Is there a right way to brush? Yes, there is a “right” way to brush your teeth. Hold your toothbrush at a 45-degree angle to the gumline, and apply gentle pressure using a combination of back-and-forth and up-and-down strokes. Brushing should last approximately two minutes: 30 seconds for each quarter of your mouth.

Which is better: electrical or manual toothbrushes? Although studies provide mixed results, most dentists believe that electrical toothbrushes have an edge over their manual counterparts. If used correctly, electrical toothbrushes can prevent you from brushing too hard and not long enough (most include a built-in timer).

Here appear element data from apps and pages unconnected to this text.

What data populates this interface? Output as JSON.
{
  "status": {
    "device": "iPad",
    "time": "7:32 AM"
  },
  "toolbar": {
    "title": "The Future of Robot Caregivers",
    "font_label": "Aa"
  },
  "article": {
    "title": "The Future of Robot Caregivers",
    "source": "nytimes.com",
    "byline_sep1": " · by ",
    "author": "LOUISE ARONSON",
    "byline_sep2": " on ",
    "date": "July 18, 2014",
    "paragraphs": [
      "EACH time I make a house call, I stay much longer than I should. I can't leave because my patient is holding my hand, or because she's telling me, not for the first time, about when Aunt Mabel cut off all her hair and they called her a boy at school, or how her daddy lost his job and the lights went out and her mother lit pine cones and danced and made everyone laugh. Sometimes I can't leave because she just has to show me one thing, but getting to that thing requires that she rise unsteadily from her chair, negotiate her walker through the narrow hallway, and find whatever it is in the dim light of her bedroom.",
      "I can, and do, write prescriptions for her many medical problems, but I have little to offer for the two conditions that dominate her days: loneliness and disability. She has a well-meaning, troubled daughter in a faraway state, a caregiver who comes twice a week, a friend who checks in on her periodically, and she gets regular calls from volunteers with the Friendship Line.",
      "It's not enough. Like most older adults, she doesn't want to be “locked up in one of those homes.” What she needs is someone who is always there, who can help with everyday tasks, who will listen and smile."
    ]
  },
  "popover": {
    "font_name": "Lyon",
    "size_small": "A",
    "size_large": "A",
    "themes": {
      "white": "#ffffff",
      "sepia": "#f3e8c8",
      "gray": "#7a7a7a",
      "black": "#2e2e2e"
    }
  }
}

When is the best time to floss? Most dentists actually wish their patients would floss twice per day. However, for the vast majority of patients who only floss once per day, the recommended time to floss is at night, prior to bed. By flossing before bed, you remove food particles that would have otherwise contributed to plaque formation while you sleep.

How can I get rid of bad breath? Research shows that patients can improve their bad breath (halitosis) by as much as 75 percent by removing the bacteria and residue that builds up on the tongue. A “tongue scraper” (available in the pharmacy or health department of many retailers) can help with the removal of such residue.  If you have persistent bad breath, see your dentist.

As I get older, it seems like more food gets stuck between my teeth. Why does this happen? As we age, our enamel wears down, causing your teeth to get smaller and the spaces between your teeth to get bigger. Bigger spaces mean food is more likely to become caught between the teeth. Eroding enamel can also make your teeth more sensitive. If you experience tooth sensitivity, see your dentist.

Can I tell if I have a cavity? Only sometimes can patients tell if they have a cavity. Pain or sensitivity in just one area, or a brownish stain on top of the tooth, may be signs of a cavity. However, the only way to be sure is to visit your dentist for a professional exam.

Do I really need to go to the dentist twice per year? Yes, twice a year cleanings and check-ups are essential in maintaining good oral health. Waiting too long between visits allows more time for plaque you may miss while brushing and flossing to sit and harden on your teeth. If you do have a cavity, waiting too long to visit the dentist may allow the cavity to progress and affect a nearby nerve, resulting in a costly root canal. Frequent visits also give your dentist more opportunity to spot signs of illness that may affect your whole body.

Are whitening treatments being offered in malls, tanning salons, and spas safe? Such treatments may be safe, but only if administered by a dental professional. An untrained person could end up damaging your teeth, and many operators are selling products that have not been proven safe or effective. Some states, such as Tennessee and Alabama, have banned whitening kiosks unless they are operated by a licensed dentist. If you do opt for professional teeth whitening, consult your dentist for a list of professional, proven products and techniques.